Two students and their advisor unpack layers of research on mycotoxins. They show in the video how one tool engineered at UC Davis is advancing the science behind drying and storing food in developing countries. The enormous potential for food safety—helping perhaps billions worldwide in the fight against chronic hunger—is what first drew the undergraduate students, Carlos Orozco-Gonzalez and Umayr Sufi, to the project. It’s also why their story won the World Food Day Video Challenge.
“We are wasting a lot of food, regardless of where we are in the world,” said Irwin Donis-Gonzalez, the advisor and UC Davis Cooperative Extension specialist featured in the video. “With Carlos and Umayr, we are combining biological and engineering sensing concepts that can be applied to solving world issues.”
Donis-Gonzalez called the two students “the perfect match” for the Department of Biological and Agricultural Engineering. Carlos Orozco-Gonzalez brought his background in business technology to the team, while Umayr Sufi applied his studies in biochemical and molecular biology. Christian Koszka, a staff member at the UC Davis Postharvest Technology Center, helped with the video production.
Now that the judges selected the video for the top prize, Carlos Orozco-Gonzalez, the official producer of the video, has received the $1,000 cash award and a trip to the World Food Prize Borlaug Dialogue, an international symposium for food and agriculture being held this week in Des Moines, Iowa. The World Food Center, which held the Video Challenge, will also be leading a panel discussion on nutrition at the symposium.
A second UC Davis video was chosen as honorable mention. Focusing on food insecurity within the U.S., Kat Vang offers a way to better connect low-income communities to healthy, locally sourced food through community-supported agriculture (CSA) and food assistance (EBT) programs.
“In shaping that narrative of what low-income looks like,” said Vang, a reentry student in the Sustainable Agriculture and Food Systems program, “this is an opportunity to dispel the belief that low-income people are not interested in their health or eating quality foods.”
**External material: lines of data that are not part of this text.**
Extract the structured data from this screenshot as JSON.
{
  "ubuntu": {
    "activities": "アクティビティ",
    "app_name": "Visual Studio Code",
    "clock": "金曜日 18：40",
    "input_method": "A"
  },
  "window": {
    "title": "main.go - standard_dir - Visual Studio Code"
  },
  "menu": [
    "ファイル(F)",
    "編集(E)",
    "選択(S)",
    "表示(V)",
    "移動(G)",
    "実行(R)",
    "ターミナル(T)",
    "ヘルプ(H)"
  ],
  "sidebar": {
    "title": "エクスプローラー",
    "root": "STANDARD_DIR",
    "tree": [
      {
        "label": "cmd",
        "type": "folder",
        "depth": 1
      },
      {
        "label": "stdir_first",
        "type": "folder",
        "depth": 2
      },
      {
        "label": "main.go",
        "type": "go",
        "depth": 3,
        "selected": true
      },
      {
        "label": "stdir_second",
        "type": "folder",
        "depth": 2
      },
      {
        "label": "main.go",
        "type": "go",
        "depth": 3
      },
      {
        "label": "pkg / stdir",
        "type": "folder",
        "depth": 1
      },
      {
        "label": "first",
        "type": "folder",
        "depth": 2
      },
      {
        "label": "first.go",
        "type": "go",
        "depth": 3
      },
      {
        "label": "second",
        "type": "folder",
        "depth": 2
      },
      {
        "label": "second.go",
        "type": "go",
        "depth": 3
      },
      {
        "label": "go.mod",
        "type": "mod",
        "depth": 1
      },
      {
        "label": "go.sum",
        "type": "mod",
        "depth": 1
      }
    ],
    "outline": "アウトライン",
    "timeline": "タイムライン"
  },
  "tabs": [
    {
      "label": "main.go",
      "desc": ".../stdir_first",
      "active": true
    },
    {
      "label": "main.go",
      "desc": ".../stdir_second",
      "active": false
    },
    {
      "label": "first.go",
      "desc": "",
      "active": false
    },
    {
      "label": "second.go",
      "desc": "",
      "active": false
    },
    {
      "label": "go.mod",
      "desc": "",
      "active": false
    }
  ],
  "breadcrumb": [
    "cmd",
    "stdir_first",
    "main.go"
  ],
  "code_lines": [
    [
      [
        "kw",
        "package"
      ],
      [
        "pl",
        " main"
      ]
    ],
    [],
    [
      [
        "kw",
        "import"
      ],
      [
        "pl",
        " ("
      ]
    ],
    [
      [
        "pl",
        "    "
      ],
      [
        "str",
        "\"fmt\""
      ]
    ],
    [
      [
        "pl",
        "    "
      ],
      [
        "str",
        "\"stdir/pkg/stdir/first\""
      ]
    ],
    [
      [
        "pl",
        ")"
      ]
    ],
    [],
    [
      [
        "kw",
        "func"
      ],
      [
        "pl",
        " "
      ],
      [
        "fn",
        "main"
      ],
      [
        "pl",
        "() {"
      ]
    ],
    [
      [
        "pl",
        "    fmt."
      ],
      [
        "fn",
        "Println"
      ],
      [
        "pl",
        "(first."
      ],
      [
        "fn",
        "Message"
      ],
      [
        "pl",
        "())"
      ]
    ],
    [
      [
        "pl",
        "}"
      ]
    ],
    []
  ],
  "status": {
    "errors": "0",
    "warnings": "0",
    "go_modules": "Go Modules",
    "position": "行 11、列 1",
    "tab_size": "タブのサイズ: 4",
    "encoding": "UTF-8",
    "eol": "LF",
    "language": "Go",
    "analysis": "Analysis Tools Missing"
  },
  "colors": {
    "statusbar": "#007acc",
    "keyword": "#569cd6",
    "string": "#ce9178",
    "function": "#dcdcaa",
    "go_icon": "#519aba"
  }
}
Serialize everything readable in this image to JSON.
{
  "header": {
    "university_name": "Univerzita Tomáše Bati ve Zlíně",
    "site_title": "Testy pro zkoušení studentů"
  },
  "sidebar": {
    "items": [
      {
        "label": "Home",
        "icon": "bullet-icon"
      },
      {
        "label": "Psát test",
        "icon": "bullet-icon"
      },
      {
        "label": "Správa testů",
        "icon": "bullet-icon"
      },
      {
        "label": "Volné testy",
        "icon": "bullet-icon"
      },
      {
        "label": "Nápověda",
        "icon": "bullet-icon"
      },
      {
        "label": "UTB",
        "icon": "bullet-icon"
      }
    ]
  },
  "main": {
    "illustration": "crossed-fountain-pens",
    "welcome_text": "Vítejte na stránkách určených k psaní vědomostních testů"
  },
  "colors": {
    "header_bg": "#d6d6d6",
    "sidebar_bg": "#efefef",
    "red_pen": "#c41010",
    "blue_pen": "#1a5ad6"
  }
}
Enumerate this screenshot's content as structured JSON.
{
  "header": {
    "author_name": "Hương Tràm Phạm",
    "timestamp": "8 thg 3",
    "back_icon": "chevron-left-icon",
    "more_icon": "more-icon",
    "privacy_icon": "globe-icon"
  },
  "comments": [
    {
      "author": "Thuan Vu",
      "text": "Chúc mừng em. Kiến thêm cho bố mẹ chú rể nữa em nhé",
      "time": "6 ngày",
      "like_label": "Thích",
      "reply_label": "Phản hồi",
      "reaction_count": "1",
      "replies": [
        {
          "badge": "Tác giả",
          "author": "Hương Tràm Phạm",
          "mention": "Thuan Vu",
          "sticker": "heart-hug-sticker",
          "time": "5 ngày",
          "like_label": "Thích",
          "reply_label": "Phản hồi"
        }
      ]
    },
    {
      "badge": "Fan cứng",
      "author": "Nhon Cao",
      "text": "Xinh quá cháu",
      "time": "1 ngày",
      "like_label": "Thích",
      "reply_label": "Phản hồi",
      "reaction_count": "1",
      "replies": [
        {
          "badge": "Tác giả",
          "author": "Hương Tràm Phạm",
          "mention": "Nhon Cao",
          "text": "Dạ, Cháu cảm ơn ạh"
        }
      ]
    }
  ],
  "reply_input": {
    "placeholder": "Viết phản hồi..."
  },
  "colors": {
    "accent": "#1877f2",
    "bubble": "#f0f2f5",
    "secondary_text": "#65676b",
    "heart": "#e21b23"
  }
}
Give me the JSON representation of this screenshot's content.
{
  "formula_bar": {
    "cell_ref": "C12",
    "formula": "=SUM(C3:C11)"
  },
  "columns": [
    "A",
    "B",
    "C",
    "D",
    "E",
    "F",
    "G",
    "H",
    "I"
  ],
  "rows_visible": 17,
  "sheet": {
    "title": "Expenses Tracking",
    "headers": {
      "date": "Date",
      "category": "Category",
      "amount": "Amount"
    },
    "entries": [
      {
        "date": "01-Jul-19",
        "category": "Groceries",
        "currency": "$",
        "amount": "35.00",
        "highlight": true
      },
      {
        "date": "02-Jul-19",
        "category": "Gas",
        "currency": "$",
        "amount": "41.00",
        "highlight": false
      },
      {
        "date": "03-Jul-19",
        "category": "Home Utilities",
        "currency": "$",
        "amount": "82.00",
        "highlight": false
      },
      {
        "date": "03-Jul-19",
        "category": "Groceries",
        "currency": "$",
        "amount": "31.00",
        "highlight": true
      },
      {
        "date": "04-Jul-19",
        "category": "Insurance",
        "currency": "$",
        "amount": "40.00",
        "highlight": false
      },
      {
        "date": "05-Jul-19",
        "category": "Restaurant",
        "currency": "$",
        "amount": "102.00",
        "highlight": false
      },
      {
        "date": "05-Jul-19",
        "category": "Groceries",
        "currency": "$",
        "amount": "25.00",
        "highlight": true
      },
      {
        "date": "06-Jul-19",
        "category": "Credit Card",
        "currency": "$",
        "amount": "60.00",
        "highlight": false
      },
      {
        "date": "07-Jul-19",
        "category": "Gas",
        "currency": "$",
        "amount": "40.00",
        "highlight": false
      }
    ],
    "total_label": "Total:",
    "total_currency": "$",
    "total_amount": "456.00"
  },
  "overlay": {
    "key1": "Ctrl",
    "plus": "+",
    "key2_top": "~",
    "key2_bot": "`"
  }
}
For her research, Vang worked closely with a Hmong community in Minnesota—the largest in the country—and hopes to introduce this new approach to nutrition security to Sacramento’s low-income areas as well. Vang’s research goals have been shaped by her experience working and living for more than two years on an organic farm in Spain and then at two innovative food startups in San Francisco.
The two winning videos were unveiled Monday afternoon at a World Food Day lecture by Catherine Bertini, a former director of the United Nations World Food Programme. The lecture was held on campus and streamed online.
In the spirit of this annual day of action against hunger, celebrated on October 16, the World Food Center at UC Davis reached out to students across all 10 campuses to share the impact of UC research on the planet’s food systems for the Video Challenge. The Center partnered with the Nutrition Policy Institute at the UC Division for Agriculture and Natural Resources and with funding support from the UC Global Food Initiative.
UC Davis led in the total number of video submissions. Other campuses represented in the entrees included UC Berkeley, UC Riverside and UC Irvine.
With the success of the Video Challenge, the organizers hope to build this into an annual competition, meaning students can now start planning their research videos for the 2017 submissions.
Top video: The winning team, left to right: Umayr Sufi, Irwin Donis-Gonzalez and Carlos Orozco-Gonzalez.
Second video: Honorable mention: Kat Vang.
(photos: Karin Higgins/UC Davis)